Asthma is a growing cause of morbidity for elderly Americans and is highly prevalent among Hispanic people in the United States. The inability to speak English poses a barrier to patientprovider communication. To evaluate associations between limited English proficiency, asthma self-management, and outcomes in elderly Hispanic patients. Elderly patients with asthma receiving primary care at clinics in New York City and Chicago were studied. Of 268 patients in the study, 68% were non-Hispanic, 18% English-proficient Hispanic, and 14% Hispanic with limited English proficiency. Unadjusted analyses showed that Hispanic persons with limited English proficiency had worse asthma control (P = .0007), increased likelihood of inpatient visits (P = .002), and poorer quality of life (P < .0001). We also found significant associations between limited English proficiency and poorer medication adherence (P = .006). Similar results were obtained in multiple regression analyses adjusting for demographics, asthma history, comorbidities, depression, and health literacy. Limited English proficiency was associated with poorer self-management and worse outcomes among elderly patients with asthma. Further understanding of mechanisms underlying this relationship is necessary to develop interventions that improve asthma outcomes in this vulnerable population.

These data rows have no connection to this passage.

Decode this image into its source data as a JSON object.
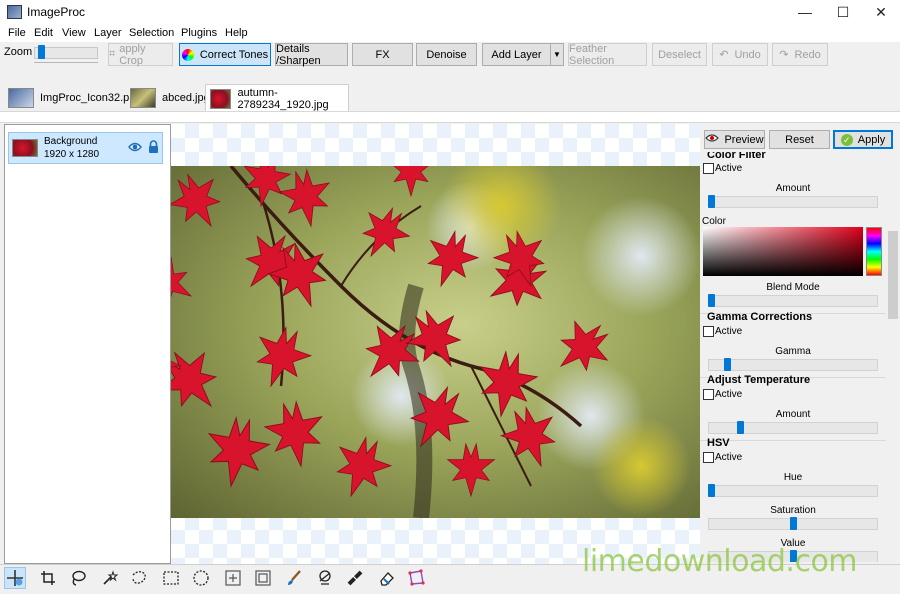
{
  "window": {
    "title": "ImageProc",
    "minimize": "—",
    "maximize": "☐",
    "close": "✕"
  },
  "menu": [
    "File",
    "Edit",
    "View",
    "Layer",
    "Selection",
    "Plugins",
    "Help"
  ],
  "toolbar": {
    "zoom_label": "Zoom",
    "zoom_level_fraction": 0.07,
    "apply_crop": "apply Crop",
    "correct_tones": "Correct Tones",
    "details_sharpen": "Details /Sharpen",
    "fx": "FX",
    "denoise": "Denoise",
    "add_layer": "Add Layer",
    "feather_selection": "Feather Selection",
    "deselect": "Deselect",
    "undo": "Undo",
    "redo": "Redo"
  },
  "tabs": [
    {
      "label": "ImgProc_Icon32.png",
      "active": false
    },
    {
      "label": "abced.jpg",
      "active": false
    },
    {
      "label": "autumn-2789234_1920.jpg",
      "active": true
    }
  ],
  "layers": [
    {
      "name": "Background",
      "size": "1920 x 1280",
      "visible_icon": "eye-icon",
      "lock_icon": "lock-icon"
    }
  ],
  "actions": {
    "preview": "Preview",
    "reset": "Reset",
    "apply": "Apply"
  },
  "adjustments": {
    "color_filter": {
      "title": "Color Filter",
      "active_label": "Active",
      "amount_label": "Amount",
      "amount_value": 0.0,
      "color_label": "Color",
      "blend_mode_label": "Blend Mode",
      "blend_value": 0.0
    },
    "gamma": {
      "title": "Gamma Corrections",
      "active_label": "Active",
      "gamma_label": "Gamma",
      "gamma_value": 0.1
    },
    "temperature": {
      "title": "Adjust Temperature",
      "active_label": "Active",
      "amount_label": "Amount",
      "amount_value": 0.18
    },
    "hsv": {
      "title": "HSV",
      "active_label": "Active",
      "hue_label": "Hue",
      "hue_value": 0.0,
      "saturation_label": "Saturation",
      "saturation_value": 0.5,
      "value_label": "Value",
      "value_value": 0.5
    }
  },
  "tools": [
    "move-tool-icon",
    "crop-tool-icon",
    "lasso-tool-icon",
    "magic-lasso-icon",
    "freeform-select-icon",
    "rect-select-icon",
    "ellipse-select-icon",
    "transform-icon",
    "resize-icon",
    "brush-icon",
    "clone-stamp-icon",
    "healing-icon",
    "eraser-icon",
    "polygon-select-icon"
  ],
  "watermark": "limedownload.com",
  "colors": {
    "accent": "#0078d7",
    "watermark": "#8dc63f"
  }
}
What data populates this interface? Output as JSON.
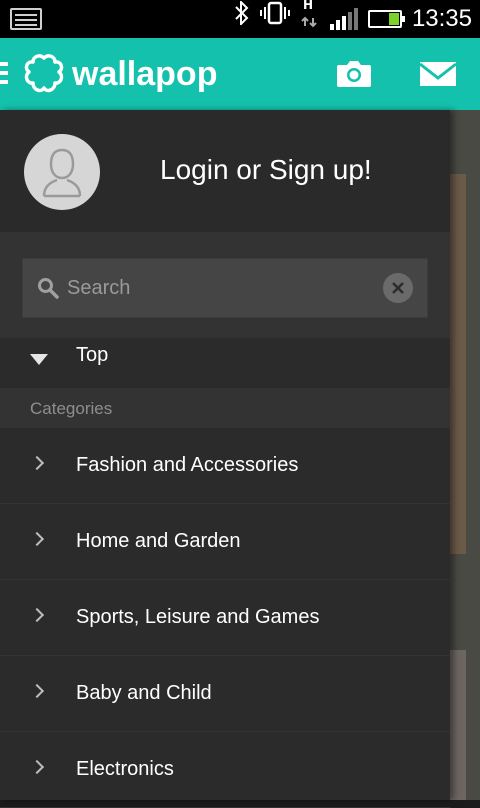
{
  "status_bar": {
    "time": "13:35",
    "icons": [
      "screenshot-icon",
      "bluetooth-icon",
      "vibrate-icon",
      "hspa-data-icon",
      "signal-icon",
      "battery-icon"
    ]
  },
  "header": {
    "brand": "wallapop",
    "color": "#13c1ac",
    "menu_icon": "hamburger-icon",
    "camera_icon": "camera-icon",
    "mail_icon": "mail-icon"
  },
  "drawer": {
    "login_text": "Login or Sign up!",
    "search": {
      "placeholder": "Search",
      "value": ""
    },
    "top_label": "Top",
    "categories_header": "Categories",
    "categories": [
      {
        "label": "Fashion and Accessories"
      },
      {
        "label": "Home and Garden"
      },
      {
        "label": "Sports, Leisure and Games"
      },
      {
        "label": "Baby and Child"
      },
      {
        "label": "Electronics"
      }
    ]
  }
}
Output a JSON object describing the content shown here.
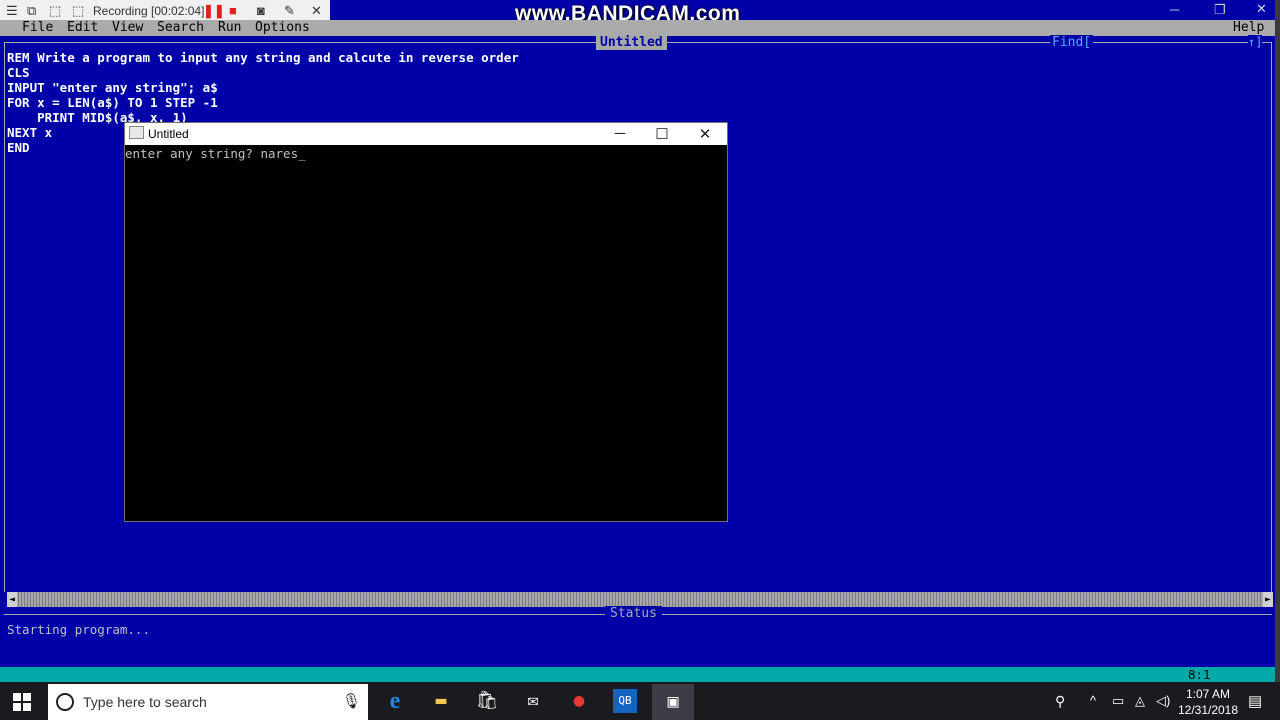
{
  "recorder": {
    "status": "Recording [00:02:04]",
    "watermark": "www.BANDICAM.com"
  },
  "menu": {
    "file": "File",
    "edit": "Edit",
    "view": "View",
    "search": "Search",
    "run": "Run",
    "options": "Options",
    "help": "Help"
  },
  "editor": {
    "title": "Untitled",
    "find": "Find[",
    "arrows": "↑]",
    "lines": [
      "REM Write a program to input any string and calcute in reverse order",
      "CLS",
      "INPUT \"enter any string\"; a$",
      "FOR x = LEN(a$) TO 1 STEP -1",
      "    PRINT MID$(a$, x, 1)",
      "NEXT x",
      "END"
    ]
  },
  "status": {
    "title": "Status",
    "text": "Starting program...",
    "position": "8:1"
  },
  "output_window": {
    "title": "Untitled",
    "text": "enter any string? nares_"
  },
  "taskbar": {
    "search_placeholder": "Type here to search",
    "time": "1:07 AM",
    "date": "12/31/2018"
  },
  "colors": {
    "qbasic_blue": "#0000a8",
    "menu_gray": "#ababab",
    "status_cyan": "#00a8a8",
    "recording_red": "#e02020"
  }
}
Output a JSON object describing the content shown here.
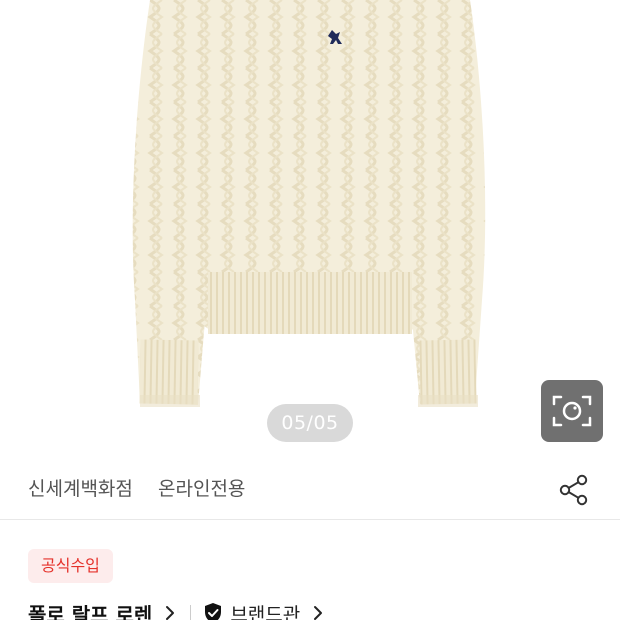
{
  "gallery": {
    "indicator": "05/05",
    "lens_icon": "camera-lens-icon"
  },
  "tags": {
    "store": "신세계백화점",
    "online": "온라인전용",
    "share_icon": "share-icon"
  },
  "badge": {
    "label": "공식수입",
    "color": "#e5322b"
  },
  "brand": {
    "name": "폴로 랄프 로렌",
    "brandhall_label": "브랜드관",
    "shield_icon": "shield-check-icon",
    "chevron_icon": "chevron-right-icon"
  }
}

ASJC Scopus subject areas
- Immunology and Allergy
- Pulmonary and Respiratory Medicine